Historic Churches 2018

BCD SPECIAL REPORT ON HISTORIC CHURCHES 25 TH ANNUAL EDITION 21 CONSTRUCTION VIBRATION David Trevor-Jones I T MIGHT seem to be rather obvious that an ancient structure is vulnerable to vibration. But church towers have been moving in response to bell-ringing since bells were invented. So why do we need to worry about vibration now? The feature of the present era that has brought the question to a head, especially in the City of London, is adjacent redevelopment. The intensity of redevelopment has grown with the forest of cranes that has stood over the City since the early 2000s. Demolition of 1970s and 1980s buildings very often requires breaking massive concrete elements and thick reinforced concrete ground slabs. Huge amounts of energy are released into the ground, usually percussively, and sometimes insufficient thought is given to how far it might travel and what effect it might have. Vibration, like sound, can be deflected and reflected. Man-made and geological discontinuities in the ground influence the path of the three- dimensional sub-surface waves while a surface wave (called the Rayleigh wave) behaves more like the ripples on a pond. About 50 metres below the surface in the City the top of the London Clay beds represents a reflective surface to some ground wave modes. The result, spectacularly demonstrated during large scale demolition on the east side of Bishopsgate in the City at times over the past ten years, can be very long distance propagation. Vibration has been observed and measured at distances of the order of 100 metres from its source. It is not necessarily the development site next door that is generating the vibration detected in a building, and short-distance propagation might be weaker than long-distance. Modern office blocks tend to require very deep piling and very deep, multi-level basement excavation. While resultant ground movement is probably a greater long-term concern for neighbours, vibration can be a hazard in the short term for surrounding buildings. And whereas the response of relatively simple, stiff, engineered structures to ground vibration is reasonably predictable, that of ancient structures is not. ST HELEN’S, BISHOPSGATE It was the demolition of the massively over-engineered, reinforced concrete Crosby Square building from the 1970s to make way for The Pinnacle skyscraper (since re-cast as 22 Bishopsgate and presently under construction) that brought these issues into the author’s domain.

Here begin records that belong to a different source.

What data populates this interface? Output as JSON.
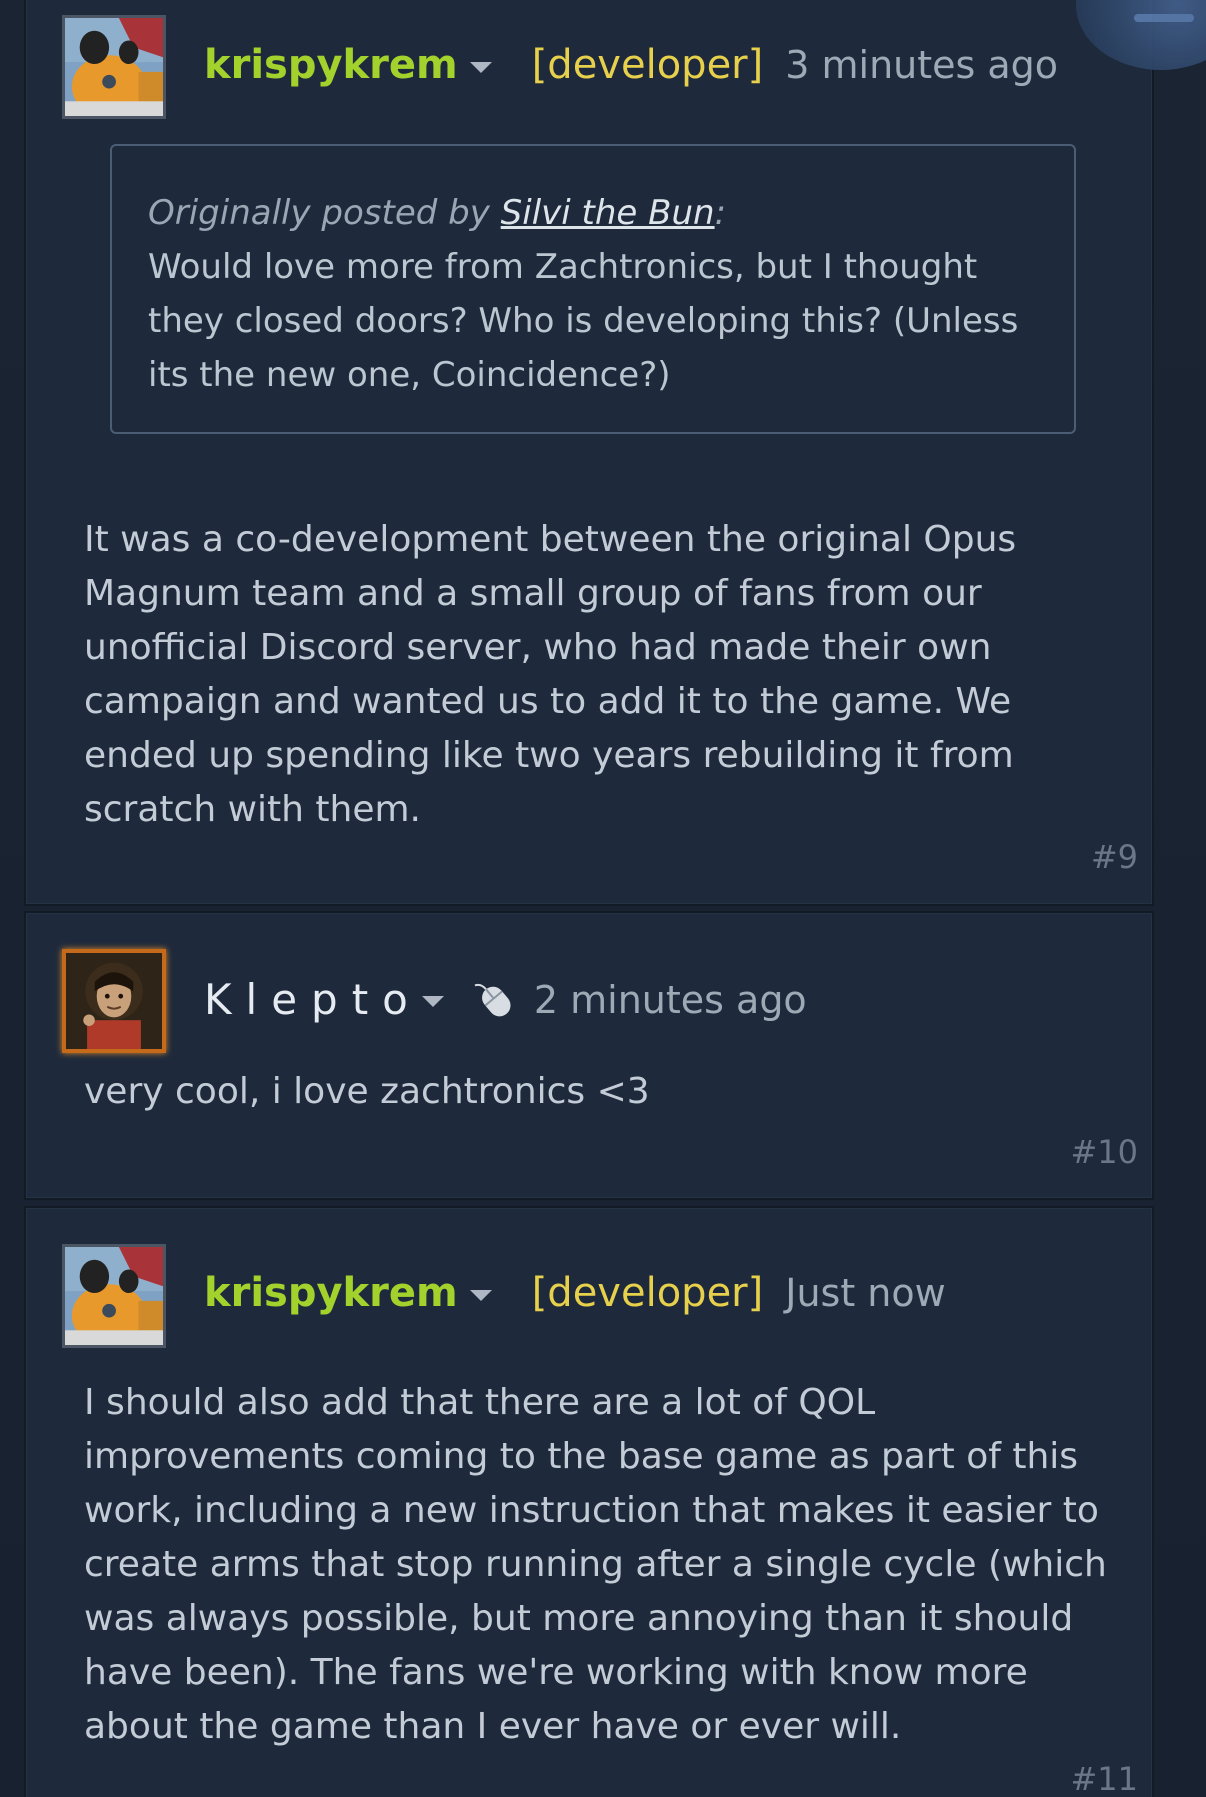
{
  "posts": [
    {
      "id": "9",
      "username": "krispykrem",
      "tag": "[developer]",
      "time": "3 minutes ago",
      "quote": {
        "prefix": "Originally posted by ",
        "author": "Silvi the Bun",
        "suffix": ":",
        "text": "Would love more from Zachtronics, but I thought they closed doors? Who is developing this? (Unless its the new one, Coincidence?)"
      },
      "text": "It was a co-development between the original Opus Magnum team and a small group of fans from our unofficial Discord server, who had made their own campaign and wanted us to add it to the game. We ended up spending like two years rebuilding it from scratch with them.",
      "number": "#9"
    },
    {
      "id": "10",
      "username": "Klepto",
      "time": "2 minutes ago",
      "icon": "mouse-icon",
      "text": "very cool, i love zachtronics <3",
      "number": "#10"
    },
    {
      "id": "11",
      "username": "krispykrem",
      "tag": "[developer]",
      "time": "Just now",
      "text": "I should also add that there are a lot of QOL improvements coming to the base game as part of this work, including a new instruction that makes it easier to create arms that stop running after a single cycle (which was always possible, but more annoying than it should have been). The fans we're working with know more about the game than I ever have or ever will.",
      "number": "#11"
    }
  ],
  "colors": {
    "username_developer": "#a4d22c",
    "developer_tag": "#e7d04b",
    "post_background": "#1e2a3c",
    "page_background": "#16202d"
  }
}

The demolition started to generate unexpectedly high magnitudes of ground vibration and alerted the neighbourhood to the unusual local ground conditions that seemed to propagate it. The medieval church of St Helen’s Bishopsgate was affected and when redevelopment of the immediately adjacent southern block of St Helen’s Place received planning permission as well, a fundamental review of the threat to the ancient structure of the church (albeit as substantially restored by Quinlan Terry after the 1993 Bishopsgate bomb atrocity) became pressing. A vibration monitoring and management regime was included in the Neighbourly Matters Deed negotiated by the representatives of the church and the developer. The question was, how to specify meaningful, appropriate vibration level thresholds to trigger an escalating management response? The parties agreed to fund a limited literature search and consultation exercise to be conducted jointly by their respective expert advisors, the present author acting in that for the church. Standards addressing the thresholds of exposure to vibration that could indicate a risk of building damage have been developed over more than 80 years, starting with work in Germany before the Second World War. Part 3 of the current German standard, DIN4150, The church of St Ethelburga, Bishopsgate, City of London with 100 Bishopsgate demolition site immediately adjacent St Helen’s Bishopsgate (just right of centre) with St Helen’s Place immediately to its left (before its demolition) and the demolition site of 100 Bishopsgate further left (All photos: David Trevor-Jones)